The S-Bahn city trams reach areas of Vienna where the U-bahn does not.
Bus lines are denoted by a number that ends in letter (i.e. 3A, 80B). You are unlikely to need to take a bus, but it is safe to assume if you see one that you can get on and it will take you to some higher form of transportation like the U-Bahn. Cheaper tickets (€1) are available for most `B` buses; regular tickets and passes are also valid.By Tram
Riding the red and white trams (strassenbahn) is a practical way to get around as well as a great way to see the city. Tram stops are well marked and each line bears a number or letter. Lines 1 and 2 will bring you to all the major sights on the Ringstrasse. Line D skirts the outer Ring and goes to the Südbahnhof, and line 18 goes between the Westbahnhof and the Südbahnhof. Trams run daily.
The regular trams, trains and buses run until about 12:30 am. Most of the commuter rail is shut between 1 am and 4 am. On Friday and Saturday (as well as on nights before holidays), the entire U-Bahn network runs all night. Additionally, a dense network of night buses, called `NightLiners` is available every night of the year. Regular tickets are valid. Most buses terminate at `Kärntner Ring, Oper`, which allows for easy interchange. Intervals are every 15-30 min. Daytime service resumes at 5 am.By Bicycle
Vienna has more than 155 miles of marked bicycle paths within the city limits. You can take bicycles on specially marked U-Bahn cars for free, Monday through Friday from 9am to 3pm and 6:30pm to midnight, during which time you`ll pay half the full ticket price to transport a bike. On weekends in July and August, bicycles are carried free from 9am to midnight.
Rental stores are plentiful at the Prater park and along the banks of the Danube Canal, which is the favorite bike route for most Viennese. One of the best bike rental shops is Pedal Power, Ausstellungsstrasse 3 (tel. 01/729-7234), which is open March through October from 8am to 7pm. The Vienna Tourist Board can also supply a list of rental shops and more information about bike paths. Bike rentals begin at about 27€ per day.

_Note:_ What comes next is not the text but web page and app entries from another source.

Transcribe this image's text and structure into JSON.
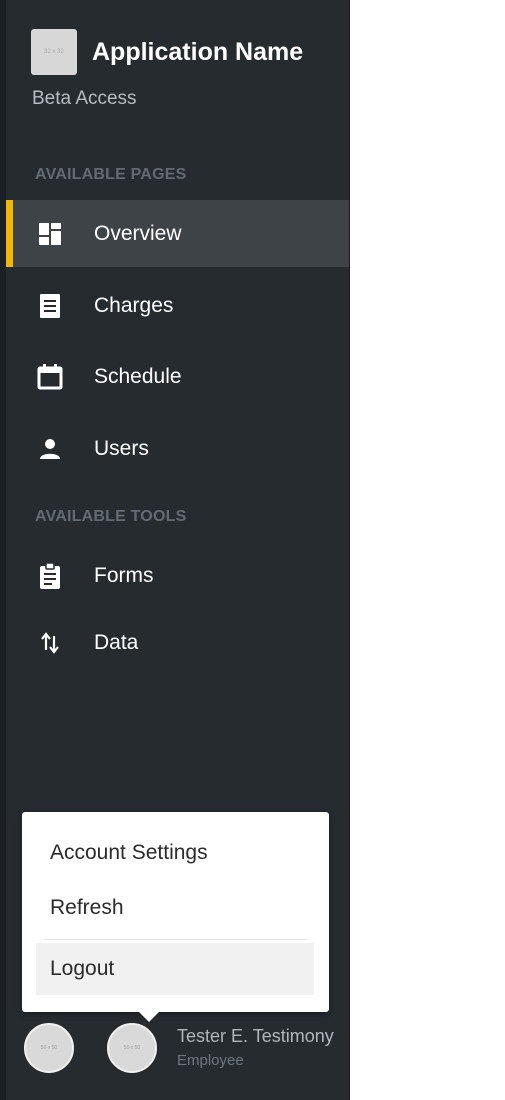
{
  "brand": {
    "logo_text": "32 x 32",
    "app_name": "Application Name",
    "subtitle": "Beta Access"
  },
  "sections": {
    "pages_label": "AVAILABLE PAGES",
    "tools_label": "AVAILABLE TOOLS"
  },
  "nav": {
    "overview": {
      "label": "Overview",
      "icon": "dashboard-icon",
      "active": true
    },
    "charges": {
      "label": "Charges",
      "icon": "receipt-icon"
    },
    "schedule": {
      "label": "Schedule",
      "icon": "calendar-icon"
    },
    "users": {
      "label": "Users",
      "icon": "person-icon"
    },
    "forms": {
      "label": "Forms",
      "icon": "clipboard-icon"
    },
    "data": {
      "label": "Data",
      "icon": "swap-vertical-icon"
    }
  },
  "menu": {
    "account_settings": "Account Settings",
    "refresh": "Refresh",
    "logout": "Logout"
  },
  "user": {
    "avatar_text": "50 x 50",
    "name": "Tester E. Testimony",
    "role": "Employee"
  },
  "colors": {
    "sidebar_bg": "#262b30",
    "active_bg": "#3e4347",
    "accent": "#f2b705"
  }
}
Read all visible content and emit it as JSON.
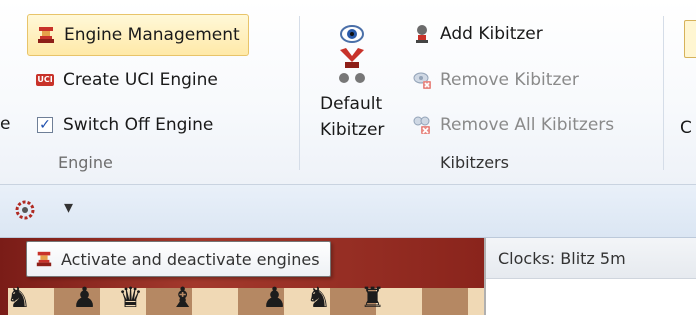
{
  "ribbon": {
    "engine_group": {
      "label": "Engine",
      "items": [
        {
          "label": "Engine Management",
          "icon": "engine-management-icon"
        },
        {
          "label": "Create UCI Engine",
          "icon": "uci-icon",
          "badge": "UCI"
        },
        {
          "label": "Switch Off Engine",
          "icon": "checkbox",
          "checked": true
        }
      ],
      "partial_left": "e"
    },
    "kibitzers_group": {
      "label": "Kibitzers",
      "default_kibitzer": {
        "line1": "Default",
        "line2": "Kibitzer"
      },
      "items": [
        {
          "label": "Add Kibitzer",
          "icon": "add-kibitzer-icon",
          "enabled": true
        },
        {
          "label": "Remove Kibitzer",
          "icon": "remove-kibitzer-icon",
          "enabled": false
        },
        {
          "label": "Remove All Kibitzers",
          "icon": "remove-all-kibitzers-icon",
          "enabled": false
        }
      ]
    },
    "partial_right": "C"
  },
  "quick_access": {
    "dropdown_glyph": "▾"
  },
  "tooltip": {
    "text": "Activate and deactivate engines"
  },
  "clocks": {
    "title": "Clocks: Blitz 5m"
  },
  "colors": {
    "highlight": "#ffe9a8",
    "disabled_text": "#8a8a8a",
    "board_frame": "#a3392c"
  }
}
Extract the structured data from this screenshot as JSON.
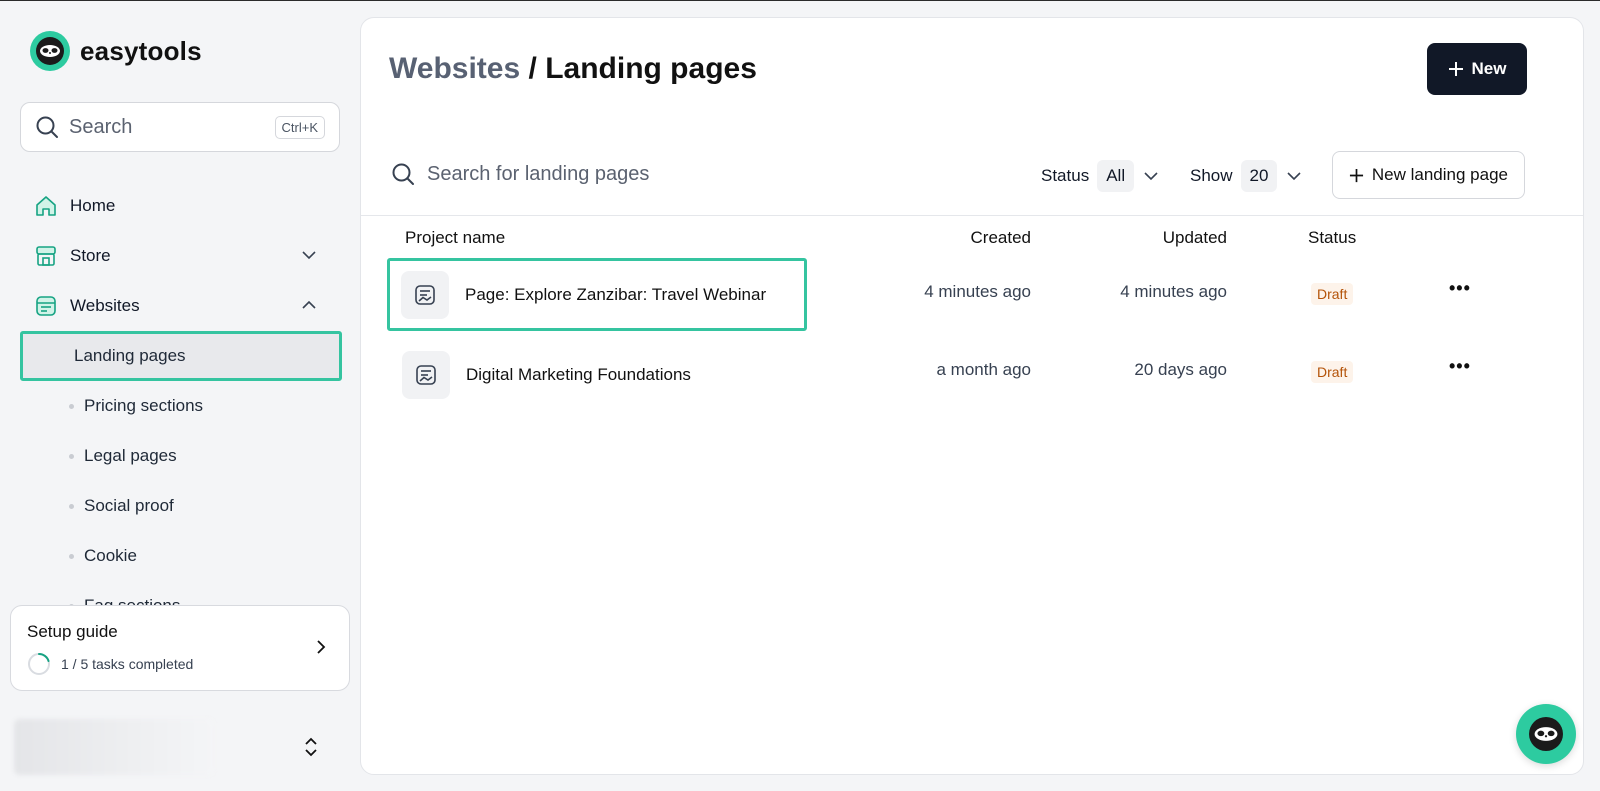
{
  "brand": {
    "name": "easytools"
  },
  "search": {
    "placeholder": "Search",
    "shortcut": "Ctrl+K"
  },
  "nav": {
    "items": [
      {
        "label": "Home"
      },
      {
        "label": "Store"
      },
      {
        "label": "Websites"
      }
    ],
    "subitems": [
      {
        "label": "Landing pages"
      },
      {
        "label": "Pricing sections"
      },
      {
        "label": "Legal pages"
      },
      {
        "label": "Social proof"
      },
      {
        "label": "Cookie"
      },
      {
        "label": "Faq sections"
      }
    ]
  },
  "setup": {
    "title": "Setup guide",
    "progress": "1 / 5 tasks completed",
    "completed": 1,
    "total": 5
  },
  "header": {
    "crumb": "Websites",
    "separator": "/",
    "title": "Landing pages",
    "new_label": "New"
  },
  "toolbar": {
    "search_placeholder": "Search for landing pages",
    "status_label": "Status",
    "status_value": "All",
    "show_label": "Show",
    "show_value": "20",
    "new_landing_label": "New landing page"
  },
  "table": {
    "columns": [
      "Project name",
      "Created",
      "Updated",
      "Status"
    ],
    "rows": [
      {
        "name": "Page: Explore Zanzibar: Travel Webinar",
        "created": "4 minutes ago",
        "updated": "4 minutes ago",
        "status": "Draft"
      },
      {
        "name": "Digital Marketing Foundations",
        "created": "a month ago",
        "updated": "20 days ago",
        "status": "Draft"
      }
    ]
  },
  "colors": {
    "accent": "#2dcba0",
    "primary": "#111827",
    "draft": "#b45309"
  }
}
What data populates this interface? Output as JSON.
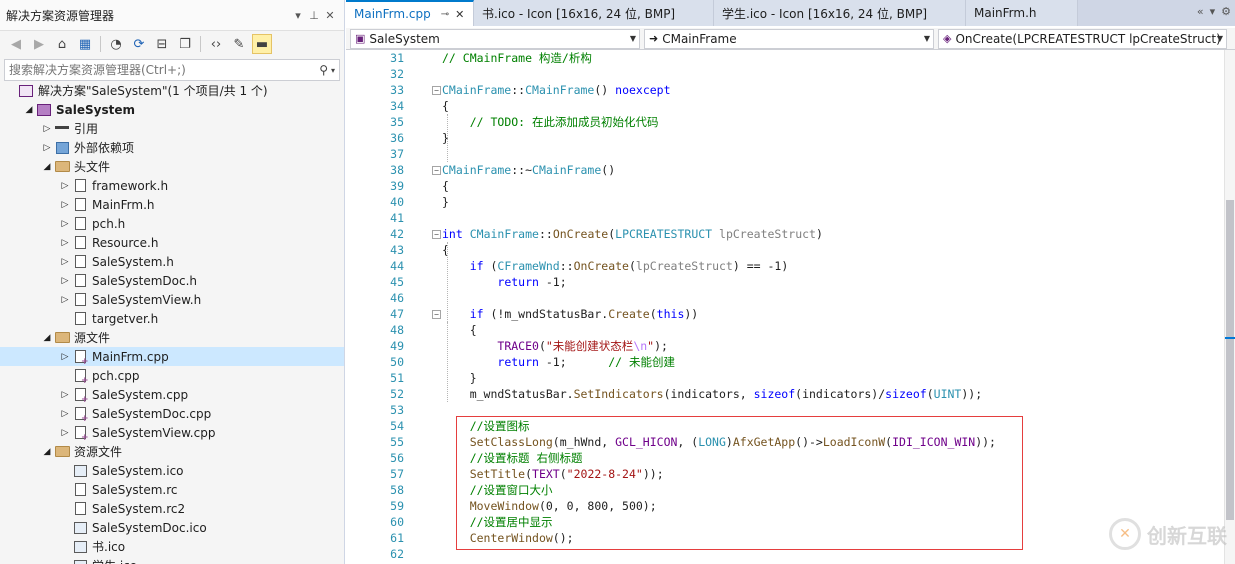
{
  "solution_explorer": {
    "title": "解决方案资源管理器",
    "title_icons": [
      "▾",
      "⊥",
      "✕"
    ],
    "search_placeholder": "搜索解决方案资源管理器(Ctrl+;)",
    "tree": [
      {
        "label": "解决方案\"SaleSystem\"(1 个项目/共 1 个)",
        "indent": 0,
        "expander": "",
        "icon": "sln",
        "bold": false
      },
      {
        "label": "SaleSystem",
        "indent": 1,
        "expander": "◢",
        "icon": "proj",
        "bold": true
      },
      {
        "label": "引用",
        "indent": 2,
        "expander": "▷",
        "icon": "ref",
        "bold": false
      },
      {
        "label": "外部依赖项",
        "indent": 2,
        "expander": "▷",
        "icon": "dep",
        "bold": false
      },
      {
        "label": "头文件",
        "indent": 2,
        "expander": "◢",
        "icon": "folder",
        "bold": false
      },
      {
        "label": "framework.h",
        "indent": 3,
        "expander": "▷",
        "icon": "file",
        "bold": false
      },
      {
        "label": "MainFrm.h",
        "indent": 3,
        "expander": "▷",
        "icon": "file",
        "bold": false
      },
      {
        "label": "pch.h",
        "indent": 3,
        "expander": "▷",
        "icon": "file",
        "bold": false
      },
      {
        "label": "Resource.h",
        "indent": 3,
        "expander": "▷",
        "icon": "file",
        "bold": false
      },
      {
        "label": "SaleSystem.h",
        "indent": 3,
        "expander": "▷",
        "icon": "file",
        "bold": false
      },
      {
        "label": "SaleSystemDoc.h",
        "indent": 3,
        "expander": "▷",
        "icon": "file",
        "bold": false
      },
      {
        "label": "SaleSystemView.h",
        "indent": 3,
        "expander": "▷",
        "icon": "file",
        "bold": false
      },
      {
        "label": "targetver.h",
        "indent": 3,
        "expander": "",
        "icon": "file",
        "bold": false
      },
      {
        "label": "源文件",
        "indent": 2,
        "expander": "◢",
        "icon": "folder",
        "bold": false
      },
      {
        "label": "MainFrm.cpp",
        "indent": 3,
        "expander": "▷",
        "icon": "cpp",
        "bold": false,
        "selected": true
      },
      {
        "label": "pch.cpp",
        "indent": 3,
        "expander": "",
        "icon": "cpp",
        "bold": false
      },
      {
        "label": "SaleSystem.cpp",
        "indent": 3,
        "expander": "▷",
        "icon": "cpp",
        "bold": false
      },
      {
        "label": "SaleSystemDoc.cpp",
        "indent": 3,
        "expander": "▷",
        "icon": "cpp",
        "bold": false
      },
      {
        "label": "SaleSystemView.cpp",
        "indent": 3,
        "expander": "▷",
        "icon": "cpp",
        "bold": false
      },
      {
        "label": "资源文件",
        "indent": 2,
        "expander": "◢",
        "icon": "folder",
        "bold": false
      },
      {
        "label": "SaleSystem.ico",
        "indent": 3,
        "expander": "",
        "icon": "img",
        "bold": false
      },
      {
        "label": "SaleSystem.rc",
        "indent": 3,
        "expander": "",
        "icon": "file",
        "bold": false
      },
      {
        "label": "SaleSystem.rc2",
        "indent": 3,
        "expander": "",
        "icon": "file",
        "bold": false
      },
      {
        "label": "SaleSystemDoc.ico",
        "indent": 3,
        "expander": "",
        "icon": "img",
        "bold": false
      },
      {
        "label": "书.ico",
        "indent": 3,
        "expander": "",
        "icon": "img",
        "bold": false
      },
      {
        "label": "学生.ico",
        "indent": 3,
        "expander": "",
        "icon": "img",
        "bold": false
      }
    ]
  },
  "editor": {
    "tabs": [
      {
        "label": "MainFrm.cpp",
        "active": true,
        "pin": "⊸",
        "close": "✕"
      },
      {
        "label": "书.ico - Icon [16x16, 24 位, BMP]",
        "active": false
      },
      {
        "label": "学生.ico - Icon [16x16, 24 位, BMP]",
        "active": false
      },
      {
        "label": "MainFrm.h",
        "active": false
      }
    ],
    "tab_icons": [
      "«",
      "▾",
      "⚙"
    ],
    "nav": {
      "project": "SaleSystem",
      "scope": "CMainFrame",
      "member": "OnCreate(LPCREATESTRUCT lpCreateStruct)"
    },
    "lines": [
      {
        "n": "31",
        "fold": "",
        "html": "<span class=\"c\">// CMainFrame 构造/析构</span>"
      },
      {
        "n": "32",
        "fold": "",
        "html": ""
      },
      {
        "n": "33",
        "fold": "⊟",
        "html": "<span class=\"t\">CMainFrame</span>::<span class=\"t\">CMainFrame</span>() <span class=\"k\">noexcept</span>"
      },
      {
        "n": "34",
        "fold": "",
        "html": "{"
      },
      {
        "n": "35",
        "fold": "",
        "html": "    <span class=\"c\">// TODO: 在此添加成员初始化代码</span>"
      },
      {
        "n": "36",
        "fold": "",
        "html": "}"
      },
      {
        "n": "37",
        "fold": "",
        "html": ""
      },
      {
        "n": "38",
        "fold": "⊟",
        "html": "<span class=\"t\">CMainFrame</span>::~<span class=\"t\">CMainFrame</span>()"
      },
      {
        "n": "39",
        "fold": "",
        "html": "{"
      },
      {
        "n": "40",
        "fold": "",
        "html": "}"
      },
      {
        "n": "41",
        "fold": "",
        "html": ""
      },
      {
        "n": "42",
        "fold": "⊟",
        "html": "<span class=\"k\">int</span> <span class=\"t\">CMainFrame</span>::<span class=\"f\">OnCreate</span>(<span class=\"t\">LPCREATESTRUCT</span> <span class=\"p\">lpCreateStruct</span>)"
      },
      {
        "n": "43",
        "fold": "",
        "html": "{"
      },
      {
        "n": "44",
        "fold": "",
        "html": "    <span class=\"k\">if</span> (<span class=\"t\">CFrameWnd</span>::<span class=\"f\">OnCreate</span>(<span class=\"p\">lpCreateStruct</span>) == -1)"
      },
      {
        "n": "45",
        "fold": "",
        "html": "        <span class=\"k\">return</span> -1;"
      },
      {
        "n": "46",
        "fold": "",
        "html": ""
      },
      {
        "n": "47",
        "fold": "⊟",
        "html": "    <span class=\"k\">if</span> (!m_wndStatusBar.<span class=\"f\">Create</span>(<span class=\"k\">this</span>))"
      },
      {
        "n": "48",
        "fold": "",
        "html": "    {"
      },
      {
        "n": "49",
        "fold": "",
        "html": "        <span class=\"m\">TRACE0</span>(<span class=\"s\">\"未能创建状态栏<span class=\"esc\">\\n</span>\"</span>);"
      },
      {
        "n": "50",
        "fold": "",
        "html": "        <span class=\"k\">return</span> -1;      <span class=\"c\">// 未能创建</span>"
      },
      {
        "n": "51",
        "fold": "",
        "html": "    }"
      },
      {
        "n": "52",
        "fold": "",
        "html": "    m_wndStatusBar.<span class=\"f\">SetIndicators</span>(indicators, <span class=\"k\">sizeof</span>(indicators)/<span class=\"k\">sizeof</span>(<span class=\"t\">UINT</span>));"
      },
      {
        "n": "53",
        "fold": "",
        "html": ""
      },
      {
        "n": "54",
        "fold": "",
        "html": "    <span class=\"c\">//设置图标</span>"
      },
      {
        "n": "55",
        "fold": "",
        "html": "    <span class=\"f\">SetClassLong</span>(m_hWnd, <span class=\"m\">GCL_HICON</span>, (<span class=\"t\">LONG</span>)<span class=\"f\">AfxGetApp</span>()-><span class=\"f\">LoadIconW</span>(<span class=\"m\">IDI_ICON_WIN</span>));"
      },
      {
        "n": "56",
        "fold": "",
        "html": "    <span class=\"c\">//设置标题 右侧标题</span>"
      },
      {
        "n": "57",
        "fold": "",
        "html": "    <span class=\"f\">SetTitle</span>(<span class=\"m\">TEXT</span>(<span class=\"s\">\"2022-8-24\"</span>));"
      },
      {
        "n": "58",
        "fold": "",
        "html": "    <span class=\"c\">//设置窗口大小</span>"
      },
      {
        "n": "59",
        "fold": "",
        "html": "    <span class=\"f\">MoveWindow</span>(0, 0, 800, 500);"
      },
      {
        "n": "60",
        "fold": "",
        "html": "    <span class=\"c\">//设置居中显示</span>"
      },
      {
        "n": "61",
        "fold": "",
        "html": "    <span class=\"f\">CenterWindow</span>();"
      },
      {
        "n": "62",
        "fold": "",
        "html": ""
      }
    ]
  },
  "watermark": {
    "text": "创新互联",
    "logo": "✕"
  },
  "colors": {
    "accent": "#007acc",
    "highlight_box": "#e53e3e",
    "selection": "#cce8ff",
    "tab_bar": "#cfd6e5"
  }
}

Taxis are easy to find within the city center (taxi stands are marked by signs). Fares are set to a meter price, but if you prefer, you can always negotiate a fare. Always negotiate when traveling to the airport or outside of the city limits as fares are not set to those places. Pedicabs, horse-drawn coaches and the like are also available.By Car
We do not recommend driving a car in Vienna. The city is a maze of congested one-way streets, parking is extremely limited - almost to the point of being nonexistent; and public transportation is too convenient to endure the hassle of driving. If you are renting a car we suggest you pick it up as you depart the city to avoid excessive rental/parking expenses.
If you must have a car while in the city then your hotel may offer a car park (for a fee), but your best bet is one of the public garages. Parking garages are scattered throughout the city and most of them charge between 3.60€ and 6€ per hour. Some convenient 24 hour garages within the 1st District include Garage Am Hof, Parkgarage Freyung and Tiefgarage Kärntnerstrasse.
When curbside parking is available at all, it`s within one of the city`s `blue zones` and is usually restricted to 90 minutes or less from 8am to 6pm. If you find an available spot within a blue zone, you`ll need to display a kurzpark scheine (short-term parking voucher) on the dashboard of your car. They`re sold at branch offices of Vienna Public Transport Information Center and within tobacco/news shops. Be warned that honking car horns is forbidden everywhere in the city and towing of illegally parked cars is not an uncommon sight here.